Assignment.
The answer must consist of every line from the entries that holds the word "screenshot".

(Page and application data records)

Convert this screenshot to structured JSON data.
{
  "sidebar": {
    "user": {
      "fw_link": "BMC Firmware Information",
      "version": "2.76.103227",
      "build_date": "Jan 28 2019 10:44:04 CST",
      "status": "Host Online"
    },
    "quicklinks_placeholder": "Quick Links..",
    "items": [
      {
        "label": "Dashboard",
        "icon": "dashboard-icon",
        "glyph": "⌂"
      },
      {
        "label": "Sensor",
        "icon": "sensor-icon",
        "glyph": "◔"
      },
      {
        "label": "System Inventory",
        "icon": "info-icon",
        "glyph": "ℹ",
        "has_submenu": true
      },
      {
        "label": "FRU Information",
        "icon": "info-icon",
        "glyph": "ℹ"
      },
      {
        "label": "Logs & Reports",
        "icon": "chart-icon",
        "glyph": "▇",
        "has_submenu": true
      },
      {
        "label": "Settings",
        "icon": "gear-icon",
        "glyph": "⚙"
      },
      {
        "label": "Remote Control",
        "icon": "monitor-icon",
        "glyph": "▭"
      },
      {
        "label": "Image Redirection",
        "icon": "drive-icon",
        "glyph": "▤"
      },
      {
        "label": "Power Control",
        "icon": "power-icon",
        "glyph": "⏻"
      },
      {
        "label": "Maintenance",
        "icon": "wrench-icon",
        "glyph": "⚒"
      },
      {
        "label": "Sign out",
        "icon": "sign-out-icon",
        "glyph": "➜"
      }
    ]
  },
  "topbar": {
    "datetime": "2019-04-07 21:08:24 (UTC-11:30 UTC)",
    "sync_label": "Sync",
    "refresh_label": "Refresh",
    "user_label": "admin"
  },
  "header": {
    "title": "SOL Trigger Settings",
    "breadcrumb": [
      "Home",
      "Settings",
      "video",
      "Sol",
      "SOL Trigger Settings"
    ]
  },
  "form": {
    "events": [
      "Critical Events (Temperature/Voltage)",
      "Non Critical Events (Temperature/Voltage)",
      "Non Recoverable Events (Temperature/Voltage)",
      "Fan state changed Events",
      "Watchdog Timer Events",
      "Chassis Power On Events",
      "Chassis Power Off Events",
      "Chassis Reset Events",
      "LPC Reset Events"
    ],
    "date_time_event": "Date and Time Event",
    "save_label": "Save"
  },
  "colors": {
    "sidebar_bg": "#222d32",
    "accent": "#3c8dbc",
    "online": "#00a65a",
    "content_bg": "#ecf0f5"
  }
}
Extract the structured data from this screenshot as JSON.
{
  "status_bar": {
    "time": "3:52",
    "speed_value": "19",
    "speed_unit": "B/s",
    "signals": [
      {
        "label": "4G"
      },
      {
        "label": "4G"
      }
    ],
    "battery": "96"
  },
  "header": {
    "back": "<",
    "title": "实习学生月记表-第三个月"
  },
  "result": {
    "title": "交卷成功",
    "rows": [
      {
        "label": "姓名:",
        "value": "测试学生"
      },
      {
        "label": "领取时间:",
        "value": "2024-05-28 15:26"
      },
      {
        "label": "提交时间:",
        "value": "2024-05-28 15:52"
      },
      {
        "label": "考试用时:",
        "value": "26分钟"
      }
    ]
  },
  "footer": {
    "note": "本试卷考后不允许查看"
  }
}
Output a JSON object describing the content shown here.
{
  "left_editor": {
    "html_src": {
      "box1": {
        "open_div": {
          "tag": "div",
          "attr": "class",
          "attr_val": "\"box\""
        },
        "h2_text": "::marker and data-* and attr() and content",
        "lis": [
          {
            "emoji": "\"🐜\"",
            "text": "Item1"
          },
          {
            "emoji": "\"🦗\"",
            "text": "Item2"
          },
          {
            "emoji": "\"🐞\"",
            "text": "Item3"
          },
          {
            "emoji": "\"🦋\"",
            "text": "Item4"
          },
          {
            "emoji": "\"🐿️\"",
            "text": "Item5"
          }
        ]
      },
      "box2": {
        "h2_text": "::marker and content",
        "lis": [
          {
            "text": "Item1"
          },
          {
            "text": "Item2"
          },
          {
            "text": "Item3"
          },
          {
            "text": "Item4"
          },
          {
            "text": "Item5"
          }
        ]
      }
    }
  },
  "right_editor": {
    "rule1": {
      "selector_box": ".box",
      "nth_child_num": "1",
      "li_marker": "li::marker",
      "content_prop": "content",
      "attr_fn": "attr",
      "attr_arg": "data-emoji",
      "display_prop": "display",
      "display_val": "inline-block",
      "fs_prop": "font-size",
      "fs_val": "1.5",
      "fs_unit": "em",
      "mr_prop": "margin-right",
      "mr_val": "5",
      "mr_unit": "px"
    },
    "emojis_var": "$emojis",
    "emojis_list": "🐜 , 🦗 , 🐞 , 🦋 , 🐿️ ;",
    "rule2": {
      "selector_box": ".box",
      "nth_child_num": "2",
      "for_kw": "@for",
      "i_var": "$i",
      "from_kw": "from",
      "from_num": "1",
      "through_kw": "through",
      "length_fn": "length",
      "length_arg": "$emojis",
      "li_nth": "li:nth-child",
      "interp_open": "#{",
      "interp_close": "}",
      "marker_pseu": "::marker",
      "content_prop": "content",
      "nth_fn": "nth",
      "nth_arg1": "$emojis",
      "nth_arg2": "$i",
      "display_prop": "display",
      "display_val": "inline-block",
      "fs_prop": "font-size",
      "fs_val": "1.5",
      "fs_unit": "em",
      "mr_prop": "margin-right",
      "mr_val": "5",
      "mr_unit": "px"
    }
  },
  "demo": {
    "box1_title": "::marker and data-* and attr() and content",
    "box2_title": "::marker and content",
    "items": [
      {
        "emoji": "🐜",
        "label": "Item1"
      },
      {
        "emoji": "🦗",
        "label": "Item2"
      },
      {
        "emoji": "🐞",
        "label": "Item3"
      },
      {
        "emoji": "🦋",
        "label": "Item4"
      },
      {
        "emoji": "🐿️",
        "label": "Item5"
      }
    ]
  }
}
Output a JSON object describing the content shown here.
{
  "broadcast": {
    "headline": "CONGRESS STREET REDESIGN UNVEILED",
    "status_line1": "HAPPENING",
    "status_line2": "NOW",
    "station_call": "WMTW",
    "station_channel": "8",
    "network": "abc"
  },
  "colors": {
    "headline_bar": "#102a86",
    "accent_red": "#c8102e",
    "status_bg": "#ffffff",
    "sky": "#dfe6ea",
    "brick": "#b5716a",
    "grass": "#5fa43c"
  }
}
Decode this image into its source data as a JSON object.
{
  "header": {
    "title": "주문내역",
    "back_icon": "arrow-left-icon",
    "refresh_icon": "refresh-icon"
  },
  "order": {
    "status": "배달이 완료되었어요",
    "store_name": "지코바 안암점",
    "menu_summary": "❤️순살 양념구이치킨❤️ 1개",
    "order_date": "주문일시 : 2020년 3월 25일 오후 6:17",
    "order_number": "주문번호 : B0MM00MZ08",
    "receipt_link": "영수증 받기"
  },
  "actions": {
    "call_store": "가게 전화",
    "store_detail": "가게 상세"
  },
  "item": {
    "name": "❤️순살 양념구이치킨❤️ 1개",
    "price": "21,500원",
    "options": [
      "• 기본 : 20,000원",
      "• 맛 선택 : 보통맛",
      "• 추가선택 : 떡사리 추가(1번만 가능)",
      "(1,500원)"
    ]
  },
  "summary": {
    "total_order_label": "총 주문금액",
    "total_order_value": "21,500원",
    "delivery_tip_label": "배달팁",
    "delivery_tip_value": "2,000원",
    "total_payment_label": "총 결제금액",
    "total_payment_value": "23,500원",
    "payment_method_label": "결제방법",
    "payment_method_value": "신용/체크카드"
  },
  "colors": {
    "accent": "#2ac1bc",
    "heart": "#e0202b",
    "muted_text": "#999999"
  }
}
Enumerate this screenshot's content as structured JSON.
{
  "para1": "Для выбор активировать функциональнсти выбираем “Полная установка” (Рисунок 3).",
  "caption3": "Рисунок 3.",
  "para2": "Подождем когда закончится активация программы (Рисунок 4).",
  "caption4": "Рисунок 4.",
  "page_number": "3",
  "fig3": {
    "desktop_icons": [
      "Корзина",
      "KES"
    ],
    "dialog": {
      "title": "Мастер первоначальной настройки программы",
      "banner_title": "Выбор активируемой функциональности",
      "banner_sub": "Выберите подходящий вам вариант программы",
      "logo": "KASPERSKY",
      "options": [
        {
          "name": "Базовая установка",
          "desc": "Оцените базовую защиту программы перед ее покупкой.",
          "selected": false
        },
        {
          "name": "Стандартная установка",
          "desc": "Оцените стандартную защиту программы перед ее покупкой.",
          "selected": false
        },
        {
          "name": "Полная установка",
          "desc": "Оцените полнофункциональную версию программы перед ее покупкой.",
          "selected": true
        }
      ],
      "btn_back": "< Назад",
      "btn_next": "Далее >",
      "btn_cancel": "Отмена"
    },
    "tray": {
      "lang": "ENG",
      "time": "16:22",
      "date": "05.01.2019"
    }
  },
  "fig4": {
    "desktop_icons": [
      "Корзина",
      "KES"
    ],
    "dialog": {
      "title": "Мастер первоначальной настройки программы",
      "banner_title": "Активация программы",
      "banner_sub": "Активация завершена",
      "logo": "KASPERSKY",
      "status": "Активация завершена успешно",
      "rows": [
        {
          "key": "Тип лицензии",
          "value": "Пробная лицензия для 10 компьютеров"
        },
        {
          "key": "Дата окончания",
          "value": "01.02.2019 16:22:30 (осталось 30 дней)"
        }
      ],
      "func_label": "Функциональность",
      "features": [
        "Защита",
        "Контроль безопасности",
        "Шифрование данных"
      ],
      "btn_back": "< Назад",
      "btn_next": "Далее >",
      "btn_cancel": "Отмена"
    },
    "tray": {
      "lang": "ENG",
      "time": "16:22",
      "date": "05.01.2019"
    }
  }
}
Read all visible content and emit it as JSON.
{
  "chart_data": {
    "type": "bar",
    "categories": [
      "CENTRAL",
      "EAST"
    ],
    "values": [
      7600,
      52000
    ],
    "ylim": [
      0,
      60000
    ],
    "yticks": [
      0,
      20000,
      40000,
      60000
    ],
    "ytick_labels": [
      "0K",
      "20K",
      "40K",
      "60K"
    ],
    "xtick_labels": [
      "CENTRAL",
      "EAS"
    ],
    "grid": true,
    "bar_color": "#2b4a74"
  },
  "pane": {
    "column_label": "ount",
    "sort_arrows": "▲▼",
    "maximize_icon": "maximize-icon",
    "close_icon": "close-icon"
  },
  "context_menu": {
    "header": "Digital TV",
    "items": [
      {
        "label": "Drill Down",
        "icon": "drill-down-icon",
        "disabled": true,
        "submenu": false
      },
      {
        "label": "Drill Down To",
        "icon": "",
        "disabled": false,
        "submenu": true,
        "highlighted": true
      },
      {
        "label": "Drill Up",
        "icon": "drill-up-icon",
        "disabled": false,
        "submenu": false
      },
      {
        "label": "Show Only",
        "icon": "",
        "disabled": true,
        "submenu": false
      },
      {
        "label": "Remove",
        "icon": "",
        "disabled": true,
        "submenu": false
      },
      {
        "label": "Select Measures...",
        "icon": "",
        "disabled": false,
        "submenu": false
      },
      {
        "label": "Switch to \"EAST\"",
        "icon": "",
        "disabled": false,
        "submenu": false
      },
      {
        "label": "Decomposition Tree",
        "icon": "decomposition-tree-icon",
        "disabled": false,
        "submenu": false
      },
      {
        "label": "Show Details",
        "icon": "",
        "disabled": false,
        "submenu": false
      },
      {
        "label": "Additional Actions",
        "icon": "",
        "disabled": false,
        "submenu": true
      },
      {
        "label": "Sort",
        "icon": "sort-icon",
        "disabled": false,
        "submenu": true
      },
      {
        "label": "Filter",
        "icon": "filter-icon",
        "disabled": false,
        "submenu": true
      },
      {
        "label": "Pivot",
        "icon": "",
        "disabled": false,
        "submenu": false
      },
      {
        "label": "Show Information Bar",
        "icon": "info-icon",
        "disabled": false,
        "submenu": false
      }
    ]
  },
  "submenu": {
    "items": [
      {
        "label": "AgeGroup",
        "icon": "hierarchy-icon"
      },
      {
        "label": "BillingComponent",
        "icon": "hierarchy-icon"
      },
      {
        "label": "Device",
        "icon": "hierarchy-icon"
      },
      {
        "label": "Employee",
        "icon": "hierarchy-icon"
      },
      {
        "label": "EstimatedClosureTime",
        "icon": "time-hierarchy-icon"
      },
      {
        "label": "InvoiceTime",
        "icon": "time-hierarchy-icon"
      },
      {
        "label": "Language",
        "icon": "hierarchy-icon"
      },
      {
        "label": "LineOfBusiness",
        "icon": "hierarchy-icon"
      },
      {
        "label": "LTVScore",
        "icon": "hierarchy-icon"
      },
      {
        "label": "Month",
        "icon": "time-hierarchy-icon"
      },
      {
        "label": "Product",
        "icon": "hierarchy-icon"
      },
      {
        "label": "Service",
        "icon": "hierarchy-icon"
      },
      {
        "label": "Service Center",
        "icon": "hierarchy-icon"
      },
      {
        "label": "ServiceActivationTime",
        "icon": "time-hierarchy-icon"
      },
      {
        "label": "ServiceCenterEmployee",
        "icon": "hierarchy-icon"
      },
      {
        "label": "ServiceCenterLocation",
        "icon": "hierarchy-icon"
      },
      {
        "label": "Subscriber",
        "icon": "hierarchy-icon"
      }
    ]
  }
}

Exercise output.
Convert this screenshot to structured JSON data.
Extract the structured data from this screenshot as JSON.
Enumerate this screenshot's content as structured JSON.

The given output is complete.